== Given information

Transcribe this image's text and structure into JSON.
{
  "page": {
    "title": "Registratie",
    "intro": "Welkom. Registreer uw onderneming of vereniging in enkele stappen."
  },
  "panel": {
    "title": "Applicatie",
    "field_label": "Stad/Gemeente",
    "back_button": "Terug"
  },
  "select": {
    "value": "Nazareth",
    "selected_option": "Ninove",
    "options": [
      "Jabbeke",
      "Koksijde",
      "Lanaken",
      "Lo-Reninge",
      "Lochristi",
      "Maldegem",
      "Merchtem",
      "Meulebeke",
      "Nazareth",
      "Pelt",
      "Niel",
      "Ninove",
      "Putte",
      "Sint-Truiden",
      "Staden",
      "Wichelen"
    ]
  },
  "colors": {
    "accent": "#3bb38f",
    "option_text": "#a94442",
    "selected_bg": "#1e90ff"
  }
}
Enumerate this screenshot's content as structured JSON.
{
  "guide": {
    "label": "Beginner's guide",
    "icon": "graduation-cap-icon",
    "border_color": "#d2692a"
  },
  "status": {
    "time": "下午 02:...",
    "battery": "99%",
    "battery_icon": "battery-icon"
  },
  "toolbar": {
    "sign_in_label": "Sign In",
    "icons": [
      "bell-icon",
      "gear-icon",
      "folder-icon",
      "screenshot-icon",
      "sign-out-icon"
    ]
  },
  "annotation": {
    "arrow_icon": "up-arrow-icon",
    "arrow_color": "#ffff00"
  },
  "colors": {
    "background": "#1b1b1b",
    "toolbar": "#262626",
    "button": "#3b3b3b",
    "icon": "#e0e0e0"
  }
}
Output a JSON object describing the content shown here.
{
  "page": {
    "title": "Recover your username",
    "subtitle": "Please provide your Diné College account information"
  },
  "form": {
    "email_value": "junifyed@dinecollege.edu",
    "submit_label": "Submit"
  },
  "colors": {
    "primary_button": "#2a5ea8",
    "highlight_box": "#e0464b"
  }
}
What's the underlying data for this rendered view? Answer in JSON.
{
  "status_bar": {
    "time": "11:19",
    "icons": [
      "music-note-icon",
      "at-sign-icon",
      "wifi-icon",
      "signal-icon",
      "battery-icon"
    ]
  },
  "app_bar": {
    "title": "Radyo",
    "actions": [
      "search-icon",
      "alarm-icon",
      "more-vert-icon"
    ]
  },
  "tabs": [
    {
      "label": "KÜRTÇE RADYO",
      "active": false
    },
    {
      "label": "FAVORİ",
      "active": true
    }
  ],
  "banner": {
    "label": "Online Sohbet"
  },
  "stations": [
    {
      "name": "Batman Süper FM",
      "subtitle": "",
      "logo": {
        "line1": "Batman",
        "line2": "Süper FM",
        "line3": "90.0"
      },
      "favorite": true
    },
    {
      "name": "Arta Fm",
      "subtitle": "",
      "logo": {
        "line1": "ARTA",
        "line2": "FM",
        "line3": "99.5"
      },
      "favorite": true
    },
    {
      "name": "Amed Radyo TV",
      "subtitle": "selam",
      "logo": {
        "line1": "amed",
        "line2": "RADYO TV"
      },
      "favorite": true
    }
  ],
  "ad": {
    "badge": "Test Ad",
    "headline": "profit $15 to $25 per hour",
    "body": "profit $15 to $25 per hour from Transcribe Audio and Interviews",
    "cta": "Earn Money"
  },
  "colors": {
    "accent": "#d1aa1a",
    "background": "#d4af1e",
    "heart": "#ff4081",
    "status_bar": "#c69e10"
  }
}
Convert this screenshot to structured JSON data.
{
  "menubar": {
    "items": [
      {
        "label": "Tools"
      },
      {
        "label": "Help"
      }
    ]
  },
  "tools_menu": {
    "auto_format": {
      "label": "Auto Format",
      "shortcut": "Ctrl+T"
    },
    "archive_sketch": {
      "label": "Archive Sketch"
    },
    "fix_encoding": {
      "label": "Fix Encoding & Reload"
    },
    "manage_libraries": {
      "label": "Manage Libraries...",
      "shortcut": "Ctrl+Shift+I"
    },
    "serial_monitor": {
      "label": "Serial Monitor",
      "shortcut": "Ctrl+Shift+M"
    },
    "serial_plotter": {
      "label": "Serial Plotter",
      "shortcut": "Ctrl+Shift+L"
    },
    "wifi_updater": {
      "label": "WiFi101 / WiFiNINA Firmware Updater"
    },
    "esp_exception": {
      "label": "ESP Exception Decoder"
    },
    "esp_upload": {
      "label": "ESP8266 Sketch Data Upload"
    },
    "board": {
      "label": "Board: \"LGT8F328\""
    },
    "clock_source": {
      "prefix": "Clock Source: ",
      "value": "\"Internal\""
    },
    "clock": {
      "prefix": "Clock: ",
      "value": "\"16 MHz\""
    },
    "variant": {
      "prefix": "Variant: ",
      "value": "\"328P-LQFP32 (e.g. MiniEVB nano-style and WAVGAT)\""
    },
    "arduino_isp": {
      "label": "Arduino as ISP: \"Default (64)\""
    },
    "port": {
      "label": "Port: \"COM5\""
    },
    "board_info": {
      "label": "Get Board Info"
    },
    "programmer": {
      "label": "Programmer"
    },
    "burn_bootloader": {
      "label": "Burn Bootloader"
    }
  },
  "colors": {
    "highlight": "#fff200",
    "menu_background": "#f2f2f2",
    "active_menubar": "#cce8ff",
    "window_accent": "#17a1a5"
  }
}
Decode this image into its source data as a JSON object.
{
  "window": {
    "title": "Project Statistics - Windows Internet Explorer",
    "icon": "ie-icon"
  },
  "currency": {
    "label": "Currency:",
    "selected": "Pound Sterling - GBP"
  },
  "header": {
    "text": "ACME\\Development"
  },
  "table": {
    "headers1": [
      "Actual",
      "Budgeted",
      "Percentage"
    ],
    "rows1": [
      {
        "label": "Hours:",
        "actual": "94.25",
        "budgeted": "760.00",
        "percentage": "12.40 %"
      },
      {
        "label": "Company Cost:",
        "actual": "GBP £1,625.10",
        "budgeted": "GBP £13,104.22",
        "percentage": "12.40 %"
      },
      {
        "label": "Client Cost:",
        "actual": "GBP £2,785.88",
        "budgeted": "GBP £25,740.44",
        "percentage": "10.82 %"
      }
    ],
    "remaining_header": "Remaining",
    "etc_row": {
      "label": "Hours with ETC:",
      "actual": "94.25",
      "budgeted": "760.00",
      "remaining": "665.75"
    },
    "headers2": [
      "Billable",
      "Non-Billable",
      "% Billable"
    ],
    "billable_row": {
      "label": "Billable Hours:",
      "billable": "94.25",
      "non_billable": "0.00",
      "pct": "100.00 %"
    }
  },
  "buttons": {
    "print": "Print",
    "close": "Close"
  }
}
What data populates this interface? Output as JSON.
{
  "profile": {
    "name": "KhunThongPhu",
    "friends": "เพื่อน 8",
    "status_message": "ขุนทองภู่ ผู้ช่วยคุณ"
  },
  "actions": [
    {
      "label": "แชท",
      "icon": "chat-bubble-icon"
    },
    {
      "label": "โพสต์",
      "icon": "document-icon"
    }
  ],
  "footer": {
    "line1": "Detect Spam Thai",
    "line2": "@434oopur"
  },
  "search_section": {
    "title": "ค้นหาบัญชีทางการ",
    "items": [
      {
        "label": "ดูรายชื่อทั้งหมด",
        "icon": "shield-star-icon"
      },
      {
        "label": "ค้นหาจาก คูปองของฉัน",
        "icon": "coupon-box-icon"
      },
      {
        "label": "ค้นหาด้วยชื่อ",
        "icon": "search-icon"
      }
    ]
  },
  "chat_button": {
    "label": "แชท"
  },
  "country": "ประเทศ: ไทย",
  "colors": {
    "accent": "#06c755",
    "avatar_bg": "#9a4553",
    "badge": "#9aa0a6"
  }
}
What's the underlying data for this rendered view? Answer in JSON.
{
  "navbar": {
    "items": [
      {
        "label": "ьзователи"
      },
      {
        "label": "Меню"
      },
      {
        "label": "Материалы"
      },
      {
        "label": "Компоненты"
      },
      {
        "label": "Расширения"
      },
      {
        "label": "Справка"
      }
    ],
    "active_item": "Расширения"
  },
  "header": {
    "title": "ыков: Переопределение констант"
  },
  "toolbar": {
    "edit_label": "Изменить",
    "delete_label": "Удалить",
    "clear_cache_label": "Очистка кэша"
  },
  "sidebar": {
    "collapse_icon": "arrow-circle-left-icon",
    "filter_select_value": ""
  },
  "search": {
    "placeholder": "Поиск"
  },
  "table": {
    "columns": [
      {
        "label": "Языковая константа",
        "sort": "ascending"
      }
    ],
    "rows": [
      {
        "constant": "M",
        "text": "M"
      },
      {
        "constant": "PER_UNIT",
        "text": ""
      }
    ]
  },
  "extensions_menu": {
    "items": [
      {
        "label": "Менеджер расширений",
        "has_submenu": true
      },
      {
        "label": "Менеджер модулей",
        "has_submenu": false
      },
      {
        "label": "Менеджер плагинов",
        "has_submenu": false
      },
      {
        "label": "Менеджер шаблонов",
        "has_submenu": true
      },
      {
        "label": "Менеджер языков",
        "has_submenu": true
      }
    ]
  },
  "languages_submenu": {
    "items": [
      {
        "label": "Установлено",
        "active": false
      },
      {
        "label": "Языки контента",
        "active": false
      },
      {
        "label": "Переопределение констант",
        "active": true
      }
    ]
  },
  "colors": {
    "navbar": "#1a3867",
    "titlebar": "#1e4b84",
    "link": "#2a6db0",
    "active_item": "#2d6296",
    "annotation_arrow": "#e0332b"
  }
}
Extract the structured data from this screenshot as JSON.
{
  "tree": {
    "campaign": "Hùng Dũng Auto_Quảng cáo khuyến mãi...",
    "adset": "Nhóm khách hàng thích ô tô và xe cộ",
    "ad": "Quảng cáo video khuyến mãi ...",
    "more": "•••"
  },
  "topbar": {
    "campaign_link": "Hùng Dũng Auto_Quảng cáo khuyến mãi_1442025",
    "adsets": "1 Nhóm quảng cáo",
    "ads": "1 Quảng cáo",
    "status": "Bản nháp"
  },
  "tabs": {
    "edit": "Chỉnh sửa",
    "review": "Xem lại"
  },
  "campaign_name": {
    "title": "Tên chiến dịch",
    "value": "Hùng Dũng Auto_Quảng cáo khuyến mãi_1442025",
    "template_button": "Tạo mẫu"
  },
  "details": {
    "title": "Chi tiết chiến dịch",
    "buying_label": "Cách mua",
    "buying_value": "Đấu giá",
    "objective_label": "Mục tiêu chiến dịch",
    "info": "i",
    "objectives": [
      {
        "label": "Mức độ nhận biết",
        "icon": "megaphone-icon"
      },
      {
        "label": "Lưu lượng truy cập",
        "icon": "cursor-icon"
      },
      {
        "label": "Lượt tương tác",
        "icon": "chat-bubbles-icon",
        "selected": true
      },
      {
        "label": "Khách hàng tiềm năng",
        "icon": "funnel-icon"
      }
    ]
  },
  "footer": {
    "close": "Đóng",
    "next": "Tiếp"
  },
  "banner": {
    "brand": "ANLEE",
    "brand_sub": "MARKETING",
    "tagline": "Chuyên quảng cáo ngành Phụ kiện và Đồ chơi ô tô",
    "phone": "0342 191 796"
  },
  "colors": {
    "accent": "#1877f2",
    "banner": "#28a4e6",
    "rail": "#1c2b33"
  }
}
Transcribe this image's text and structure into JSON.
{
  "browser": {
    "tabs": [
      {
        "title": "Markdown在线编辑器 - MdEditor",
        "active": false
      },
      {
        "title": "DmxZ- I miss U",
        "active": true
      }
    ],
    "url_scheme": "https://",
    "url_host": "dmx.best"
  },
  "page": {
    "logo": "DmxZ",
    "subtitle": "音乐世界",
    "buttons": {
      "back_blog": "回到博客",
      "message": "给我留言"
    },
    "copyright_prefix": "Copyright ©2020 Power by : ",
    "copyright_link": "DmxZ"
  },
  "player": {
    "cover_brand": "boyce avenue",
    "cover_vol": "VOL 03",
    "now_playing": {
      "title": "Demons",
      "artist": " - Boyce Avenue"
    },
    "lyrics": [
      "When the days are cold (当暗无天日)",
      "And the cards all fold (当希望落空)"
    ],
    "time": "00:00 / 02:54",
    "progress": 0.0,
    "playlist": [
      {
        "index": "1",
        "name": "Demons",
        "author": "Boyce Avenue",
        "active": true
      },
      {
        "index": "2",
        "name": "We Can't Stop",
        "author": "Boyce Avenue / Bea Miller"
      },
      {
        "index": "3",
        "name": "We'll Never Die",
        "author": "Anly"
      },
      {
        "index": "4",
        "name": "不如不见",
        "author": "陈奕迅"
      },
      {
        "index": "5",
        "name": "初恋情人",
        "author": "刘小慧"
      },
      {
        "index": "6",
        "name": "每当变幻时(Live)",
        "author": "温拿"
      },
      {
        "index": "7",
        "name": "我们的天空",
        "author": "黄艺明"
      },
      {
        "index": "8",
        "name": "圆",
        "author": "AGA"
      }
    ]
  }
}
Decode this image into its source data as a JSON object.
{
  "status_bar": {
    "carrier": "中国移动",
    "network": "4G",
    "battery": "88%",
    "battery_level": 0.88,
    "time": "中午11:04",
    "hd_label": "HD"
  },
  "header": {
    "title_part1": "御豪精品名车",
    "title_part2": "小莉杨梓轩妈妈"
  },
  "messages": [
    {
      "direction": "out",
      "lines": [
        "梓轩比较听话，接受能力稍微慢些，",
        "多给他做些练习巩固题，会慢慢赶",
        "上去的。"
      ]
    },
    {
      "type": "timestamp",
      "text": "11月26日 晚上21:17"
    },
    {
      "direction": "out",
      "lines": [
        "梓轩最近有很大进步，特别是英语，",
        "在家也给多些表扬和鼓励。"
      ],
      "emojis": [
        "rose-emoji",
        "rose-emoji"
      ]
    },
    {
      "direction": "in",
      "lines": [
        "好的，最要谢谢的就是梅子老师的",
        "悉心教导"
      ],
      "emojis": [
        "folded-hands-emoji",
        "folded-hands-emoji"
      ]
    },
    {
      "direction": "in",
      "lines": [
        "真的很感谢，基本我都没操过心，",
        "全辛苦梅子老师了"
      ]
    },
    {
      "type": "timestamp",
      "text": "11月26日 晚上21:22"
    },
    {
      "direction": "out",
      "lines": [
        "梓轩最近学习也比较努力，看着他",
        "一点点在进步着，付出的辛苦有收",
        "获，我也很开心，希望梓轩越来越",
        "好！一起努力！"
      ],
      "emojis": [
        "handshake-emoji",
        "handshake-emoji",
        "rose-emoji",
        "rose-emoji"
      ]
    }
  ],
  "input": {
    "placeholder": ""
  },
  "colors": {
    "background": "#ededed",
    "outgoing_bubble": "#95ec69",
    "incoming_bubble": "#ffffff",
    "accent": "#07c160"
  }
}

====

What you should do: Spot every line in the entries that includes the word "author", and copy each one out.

Expected output:
        "author": "Boyce Avenue",
        "author": "Boyce Avenue / Bea Miller"
        "author": "Anly"
        "author": "陈奕迅"
        "author": "刘小慧"
        "author": "温拿"
        "author": "黄艺明"
        "author": "AGA"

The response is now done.